Recognize what you can’t control and let it go
Of course, no one can control everything that can cause anxiety at work. Learning how to avoid getting stressed out by these things may not be easy, but it’s well worth the time and effort.
- Move away from being reactive - If a coworker botches a task or misses a deadline, or a client comes back with an impossible demand, it’s important to recognize that you likely have little or no control over the situation. Worrying about it does no good, and could even hamper your ability to resolve the matter and get past it. So, learn not to waste time or energy on getting angry, endlessly analyzing the situation, or playing the blame game.
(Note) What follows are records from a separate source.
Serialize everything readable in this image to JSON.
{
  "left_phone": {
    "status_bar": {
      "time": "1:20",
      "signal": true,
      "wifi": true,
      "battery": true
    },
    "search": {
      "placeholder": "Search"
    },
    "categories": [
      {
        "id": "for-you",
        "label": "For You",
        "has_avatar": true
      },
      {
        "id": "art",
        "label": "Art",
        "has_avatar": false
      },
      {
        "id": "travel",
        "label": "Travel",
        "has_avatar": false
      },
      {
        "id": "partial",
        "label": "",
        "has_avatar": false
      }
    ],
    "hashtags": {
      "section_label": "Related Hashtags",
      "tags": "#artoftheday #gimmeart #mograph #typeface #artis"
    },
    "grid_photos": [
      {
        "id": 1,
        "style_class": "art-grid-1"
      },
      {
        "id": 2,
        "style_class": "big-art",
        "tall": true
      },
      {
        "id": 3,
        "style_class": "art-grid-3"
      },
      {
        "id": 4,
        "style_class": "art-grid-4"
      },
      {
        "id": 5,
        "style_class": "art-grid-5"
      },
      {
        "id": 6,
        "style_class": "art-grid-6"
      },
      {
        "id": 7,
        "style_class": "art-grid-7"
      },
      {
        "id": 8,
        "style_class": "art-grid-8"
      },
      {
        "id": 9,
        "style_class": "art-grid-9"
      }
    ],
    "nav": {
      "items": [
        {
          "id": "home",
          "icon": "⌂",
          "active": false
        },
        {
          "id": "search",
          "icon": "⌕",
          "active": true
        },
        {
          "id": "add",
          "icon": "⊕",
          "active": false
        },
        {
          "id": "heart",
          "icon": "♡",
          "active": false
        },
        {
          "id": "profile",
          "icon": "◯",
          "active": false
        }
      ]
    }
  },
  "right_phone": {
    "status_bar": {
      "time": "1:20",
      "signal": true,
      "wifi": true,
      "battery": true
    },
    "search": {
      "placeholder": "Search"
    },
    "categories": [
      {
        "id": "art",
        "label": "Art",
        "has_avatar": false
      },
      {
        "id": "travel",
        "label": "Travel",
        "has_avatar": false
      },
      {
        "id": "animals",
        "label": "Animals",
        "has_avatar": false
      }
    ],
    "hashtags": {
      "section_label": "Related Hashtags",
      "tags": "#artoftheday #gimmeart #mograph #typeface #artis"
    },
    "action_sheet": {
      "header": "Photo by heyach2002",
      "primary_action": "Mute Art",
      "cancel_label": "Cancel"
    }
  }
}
Just recalibrate, adjust your plan as needed, and get back to work.
- Let go of frustration, anger, and resentment - It’s far easier said than done. But, if you identify long-standing resentments you’ve been holding onto or frustrations with company policies that are beyond your control, let them go. They’re not doing anyone any good, and the chronic stress they cause could be doing you tremendous harm.
Leave work at work
This was already touched on when we discussed establishing firm start and stop times, but it bears repeating because it’s so important. In the battle against work stress, securing a break from work could be the single greatest strategy available.
It’s admittedly difficult when your smartphone can barrage you with work notifications at all hours of the day and night, but don’t forget that no job should expect your undivided attention 24/7. In fact, some studies indicate that companies would do well to encourage the exact opposite:
“Once we pass a certain threshold of working hours, our sleep starts to become impaired; we’re more likely to feel depressed and stressed; and can even have a harder time communicating, collaborating, and getting things done.”
By committing to separate your work life from the rest of your life, you will instantly enhance the quality of both. Productivity will go up, stress will go down, and you’ll be more likely to enjoy your time — both in and outside of work — far more.
If you’re ready to get started with that all important first step — taking care of yourself first — the Wellness Complete discount plan can make it far easier and less expensive to do just that. Learn more about the program by clicking below.